Making and unmaking idols.
The secrets are boxed within. That’s what I thought two years ago in Quezon City, where I was doing research at the University of the Philippines Center for Ethnomusicology.
Awash in melancholy.
The art of dehumanization.
Two years back, in the midst of anthropological research about the science and culture of wave monitoring and modeling in the Netherlands, I joined in an event called Waterwolf 2016, a flood preparedness exercise staged in the small municipality of Marken, just twenty kilometers outside Amsterdam. I
Far away from any coastline. Where the wind strikes the water for the first time. Where waves start to grow. A young wave stretches its quivering back, reaching for the wind.
For the past five years, artist Margaret Ross Tolbert has been traveling to southern Turkey to the site of ancient Lycia, an autochthonous culture with roots in the Bronze Age, later Hellenized, and eventually controlled by the Romans.
The artist talks about depicting imagined and real historical figures.
Artists and exhibitions address the AIDS crisis.
Intimate portraits of performers.
The artist talks about sound art and the historical record.

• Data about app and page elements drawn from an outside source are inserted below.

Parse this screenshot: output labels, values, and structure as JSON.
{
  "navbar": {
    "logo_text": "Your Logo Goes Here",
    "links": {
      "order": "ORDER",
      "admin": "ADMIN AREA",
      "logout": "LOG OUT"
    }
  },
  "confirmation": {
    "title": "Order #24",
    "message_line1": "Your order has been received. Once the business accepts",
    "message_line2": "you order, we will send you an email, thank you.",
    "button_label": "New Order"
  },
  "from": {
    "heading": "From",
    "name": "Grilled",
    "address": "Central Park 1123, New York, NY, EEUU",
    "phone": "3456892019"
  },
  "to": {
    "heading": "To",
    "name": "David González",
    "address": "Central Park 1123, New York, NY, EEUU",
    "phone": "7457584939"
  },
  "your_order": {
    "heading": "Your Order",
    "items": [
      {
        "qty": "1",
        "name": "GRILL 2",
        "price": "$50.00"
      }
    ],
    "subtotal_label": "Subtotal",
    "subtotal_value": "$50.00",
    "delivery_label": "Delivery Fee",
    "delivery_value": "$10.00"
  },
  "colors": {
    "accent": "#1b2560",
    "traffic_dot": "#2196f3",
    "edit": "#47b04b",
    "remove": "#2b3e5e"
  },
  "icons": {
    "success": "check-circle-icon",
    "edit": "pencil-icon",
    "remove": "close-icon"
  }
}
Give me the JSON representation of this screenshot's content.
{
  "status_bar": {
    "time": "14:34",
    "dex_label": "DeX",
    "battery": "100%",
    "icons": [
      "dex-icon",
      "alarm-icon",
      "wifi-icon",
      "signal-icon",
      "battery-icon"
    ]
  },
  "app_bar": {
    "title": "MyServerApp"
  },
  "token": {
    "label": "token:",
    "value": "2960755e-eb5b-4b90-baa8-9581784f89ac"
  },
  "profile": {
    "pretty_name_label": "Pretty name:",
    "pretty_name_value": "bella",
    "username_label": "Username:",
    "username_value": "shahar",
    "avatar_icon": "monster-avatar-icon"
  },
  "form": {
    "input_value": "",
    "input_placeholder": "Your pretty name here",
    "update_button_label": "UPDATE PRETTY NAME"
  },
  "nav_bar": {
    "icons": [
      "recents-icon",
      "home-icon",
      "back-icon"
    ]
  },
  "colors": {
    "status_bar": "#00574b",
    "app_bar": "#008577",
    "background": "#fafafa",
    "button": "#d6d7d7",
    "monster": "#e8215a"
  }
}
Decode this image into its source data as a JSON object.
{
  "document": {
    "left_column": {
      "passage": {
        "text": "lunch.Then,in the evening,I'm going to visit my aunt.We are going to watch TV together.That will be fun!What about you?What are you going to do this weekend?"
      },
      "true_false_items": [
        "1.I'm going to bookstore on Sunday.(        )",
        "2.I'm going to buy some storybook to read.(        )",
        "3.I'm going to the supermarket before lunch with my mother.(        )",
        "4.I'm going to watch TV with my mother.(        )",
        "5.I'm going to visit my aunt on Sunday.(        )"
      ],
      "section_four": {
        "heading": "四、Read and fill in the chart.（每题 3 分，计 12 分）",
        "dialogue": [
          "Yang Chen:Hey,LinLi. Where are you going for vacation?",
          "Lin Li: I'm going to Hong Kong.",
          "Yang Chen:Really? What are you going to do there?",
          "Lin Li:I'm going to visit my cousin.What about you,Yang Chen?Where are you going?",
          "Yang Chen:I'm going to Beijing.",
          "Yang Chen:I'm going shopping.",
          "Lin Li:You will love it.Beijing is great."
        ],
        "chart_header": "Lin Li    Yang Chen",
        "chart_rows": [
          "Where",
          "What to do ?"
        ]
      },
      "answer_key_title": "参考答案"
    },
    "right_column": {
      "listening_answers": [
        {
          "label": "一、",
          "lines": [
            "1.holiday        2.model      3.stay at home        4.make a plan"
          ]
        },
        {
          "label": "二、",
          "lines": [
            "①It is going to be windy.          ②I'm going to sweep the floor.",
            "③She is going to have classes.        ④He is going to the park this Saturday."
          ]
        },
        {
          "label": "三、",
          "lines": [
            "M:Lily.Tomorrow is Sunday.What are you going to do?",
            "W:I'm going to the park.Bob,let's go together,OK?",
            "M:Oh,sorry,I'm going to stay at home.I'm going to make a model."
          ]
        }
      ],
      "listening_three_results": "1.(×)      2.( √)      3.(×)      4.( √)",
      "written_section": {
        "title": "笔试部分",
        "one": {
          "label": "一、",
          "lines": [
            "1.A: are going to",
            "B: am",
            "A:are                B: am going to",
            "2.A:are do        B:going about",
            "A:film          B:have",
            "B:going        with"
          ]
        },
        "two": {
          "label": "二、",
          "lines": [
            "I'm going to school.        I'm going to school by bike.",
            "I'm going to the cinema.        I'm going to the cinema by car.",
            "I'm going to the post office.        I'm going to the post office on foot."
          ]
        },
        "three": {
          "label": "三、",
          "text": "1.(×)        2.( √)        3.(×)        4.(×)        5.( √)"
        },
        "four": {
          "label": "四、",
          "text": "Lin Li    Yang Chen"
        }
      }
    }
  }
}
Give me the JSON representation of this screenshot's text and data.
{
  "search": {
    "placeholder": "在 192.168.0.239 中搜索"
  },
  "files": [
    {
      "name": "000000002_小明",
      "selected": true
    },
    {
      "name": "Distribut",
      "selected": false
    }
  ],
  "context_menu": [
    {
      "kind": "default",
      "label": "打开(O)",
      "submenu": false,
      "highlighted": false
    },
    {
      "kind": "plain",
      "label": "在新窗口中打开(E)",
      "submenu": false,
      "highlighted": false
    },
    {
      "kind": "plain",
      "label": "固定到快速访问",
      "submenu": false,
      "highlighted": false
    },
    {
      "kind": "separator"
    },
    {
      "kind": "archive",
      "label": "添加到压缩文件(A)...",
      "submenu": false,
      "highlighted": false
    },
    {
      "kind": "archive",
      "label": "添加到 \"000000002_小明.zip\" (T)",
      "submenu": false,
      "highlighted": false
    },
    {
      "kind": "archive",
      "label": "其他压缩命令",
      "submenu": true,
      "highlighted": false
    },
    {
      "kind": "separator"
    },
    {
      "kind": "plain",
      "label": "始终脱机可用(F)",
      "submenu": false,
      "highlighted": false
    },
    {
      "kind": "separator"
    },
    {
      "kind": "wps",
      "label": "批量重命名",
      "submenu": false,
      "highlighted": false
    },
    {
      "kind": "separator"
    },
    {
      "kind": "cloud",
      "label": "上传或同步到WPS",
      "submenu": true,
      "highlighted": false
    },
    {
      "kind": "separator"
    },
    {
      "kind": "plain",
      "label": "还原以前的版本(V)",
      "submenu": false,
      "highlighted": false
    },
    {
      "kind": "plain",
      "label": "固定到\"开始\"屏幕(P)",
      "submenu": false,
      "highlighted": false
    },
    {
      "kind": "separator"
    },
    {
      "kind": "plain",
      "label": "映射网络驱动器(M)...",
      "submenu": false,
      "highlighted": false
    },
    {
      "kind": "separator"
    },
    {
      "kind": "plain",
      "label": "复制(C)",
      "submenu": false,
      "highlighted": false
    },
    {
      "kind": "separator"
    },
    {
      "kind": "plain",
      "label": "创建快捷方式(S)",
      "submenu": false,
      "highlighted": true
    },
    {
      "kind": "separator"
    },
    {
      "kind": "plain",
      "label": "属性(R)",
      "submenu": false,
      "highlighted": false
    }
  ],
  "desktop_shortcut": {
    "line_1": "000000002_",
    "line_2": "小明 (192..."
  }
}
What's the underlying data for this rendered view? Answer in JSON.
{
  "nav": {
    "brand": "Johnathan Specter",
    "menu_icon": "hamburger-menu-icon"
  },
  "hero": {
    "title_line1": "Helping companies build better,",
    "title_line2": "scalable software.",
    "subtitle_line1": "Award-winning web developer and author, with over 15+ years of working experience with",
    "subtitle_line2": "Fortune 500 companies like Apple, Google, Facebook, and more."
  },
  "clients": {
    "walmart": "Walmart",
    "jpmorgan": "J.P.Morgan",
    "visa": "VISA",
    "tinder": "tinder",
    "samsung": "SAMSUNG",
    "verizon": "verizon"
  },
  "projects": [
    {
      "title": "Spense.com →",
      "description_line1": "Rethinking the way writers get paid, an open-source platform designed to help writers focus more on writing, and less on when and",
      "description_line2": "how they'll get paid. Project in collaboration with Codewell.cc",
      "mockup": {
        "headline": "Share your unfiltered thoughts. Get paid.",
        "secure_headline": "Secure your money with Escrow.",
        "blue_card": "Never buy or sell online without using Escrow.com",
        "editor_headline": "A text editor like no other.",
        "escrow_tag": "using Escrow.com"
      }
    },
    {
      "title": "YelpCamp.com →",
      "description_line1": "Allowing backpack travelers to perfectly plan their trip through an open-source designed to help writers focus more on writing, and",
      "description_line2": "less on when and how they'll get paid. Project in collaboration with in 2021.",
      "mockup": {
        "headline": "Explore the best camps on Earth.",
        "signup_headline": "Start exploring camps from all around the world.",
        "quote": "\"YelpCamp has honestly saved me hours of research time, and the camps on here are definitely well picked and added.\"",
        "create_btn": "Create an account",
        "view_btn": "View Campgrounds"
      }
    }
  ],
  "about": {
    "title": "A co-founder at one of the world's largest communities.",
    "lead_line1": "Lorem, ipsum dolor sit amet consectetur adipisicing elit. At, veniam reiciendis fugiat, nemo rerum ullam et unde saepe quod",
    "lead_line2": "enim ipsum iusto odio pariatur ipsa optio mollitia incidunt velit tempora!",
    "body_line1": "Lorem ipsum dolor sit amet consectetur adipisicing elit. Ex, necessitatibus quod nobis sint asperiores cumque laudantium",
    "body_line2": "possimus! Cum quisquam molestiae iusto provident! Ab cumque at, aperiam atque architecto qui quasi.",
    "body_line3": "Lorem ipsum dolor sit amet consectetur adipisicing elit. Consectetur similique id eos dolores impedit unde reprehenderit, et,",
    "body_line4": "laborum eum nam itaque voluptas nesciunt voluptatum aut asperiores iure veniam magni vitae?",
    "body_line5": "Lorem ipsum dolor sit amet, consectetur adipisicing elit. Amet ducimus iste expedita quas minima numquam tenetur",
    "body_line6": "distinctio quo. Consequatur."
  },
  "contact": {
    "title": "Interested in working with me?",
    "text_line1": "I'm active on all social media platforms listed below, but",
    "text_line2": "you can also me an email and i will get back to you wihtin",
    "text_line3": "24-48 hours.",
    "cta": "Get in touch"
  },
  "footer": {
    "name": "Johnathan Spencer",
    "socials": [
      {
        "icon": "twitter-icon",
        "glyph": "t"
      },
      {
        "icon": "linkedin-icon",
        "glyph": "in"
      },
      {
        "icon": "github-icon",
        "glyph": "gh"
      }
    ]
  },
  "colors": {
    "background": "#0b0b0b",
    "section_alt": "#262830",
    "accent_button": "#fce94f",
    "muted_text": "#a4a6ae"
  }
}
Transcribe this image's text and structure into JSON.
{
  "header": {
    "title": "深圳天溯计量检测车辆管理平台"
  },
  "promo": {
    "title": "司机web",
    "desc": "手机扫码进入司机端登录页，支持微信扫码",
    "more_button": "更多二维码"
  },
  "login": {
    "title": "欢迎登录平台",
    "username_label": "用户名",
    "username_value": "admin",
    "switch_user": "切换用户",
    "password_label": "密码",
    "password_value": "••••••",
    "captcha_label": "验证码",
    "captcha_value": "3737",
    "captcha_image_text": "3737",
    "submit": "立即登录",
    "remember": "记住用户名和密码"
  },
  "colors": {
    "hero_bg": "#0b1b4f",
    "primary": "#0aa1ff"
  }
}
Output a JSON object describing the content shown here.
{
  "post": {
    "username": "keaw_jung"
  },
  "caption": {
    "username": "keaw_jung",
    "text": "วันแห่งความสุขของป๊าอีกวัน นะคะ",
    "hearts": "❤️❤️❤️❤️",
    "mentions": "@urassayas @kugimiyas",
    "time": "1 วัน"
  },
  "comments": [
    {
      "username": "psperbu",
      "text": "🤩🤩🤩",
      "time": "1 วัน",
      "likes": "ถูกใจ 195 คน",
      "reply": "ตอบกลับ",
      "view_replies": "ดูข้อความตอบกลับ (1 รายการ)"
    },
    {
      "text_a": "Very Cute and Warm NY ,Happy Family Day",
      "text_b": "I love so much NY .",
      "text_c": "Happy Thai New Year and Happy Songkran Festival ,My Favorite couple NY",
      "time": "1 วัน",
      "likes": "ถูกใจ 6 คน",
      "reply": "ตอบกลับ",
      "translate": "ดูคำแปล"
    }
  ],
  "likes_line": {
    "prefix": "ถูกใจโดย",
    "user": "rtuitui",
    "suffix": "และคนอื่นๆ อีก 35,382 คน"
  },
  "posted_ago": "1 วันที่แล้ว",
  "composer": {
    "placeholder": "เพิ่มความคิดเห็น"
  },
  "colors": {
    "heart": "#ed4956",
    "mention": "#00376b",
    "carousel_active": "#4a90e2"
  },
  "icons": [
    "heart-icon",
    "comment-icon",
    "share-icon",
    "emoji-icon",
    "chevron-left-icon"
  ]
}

A bilingual excerpt from the Russian graphic journalist’s forthcoming memoir on her hometown of Serpukhov (translated by Bela Shayevich), exploring post-Soviet space and the closure of the village’s state printing press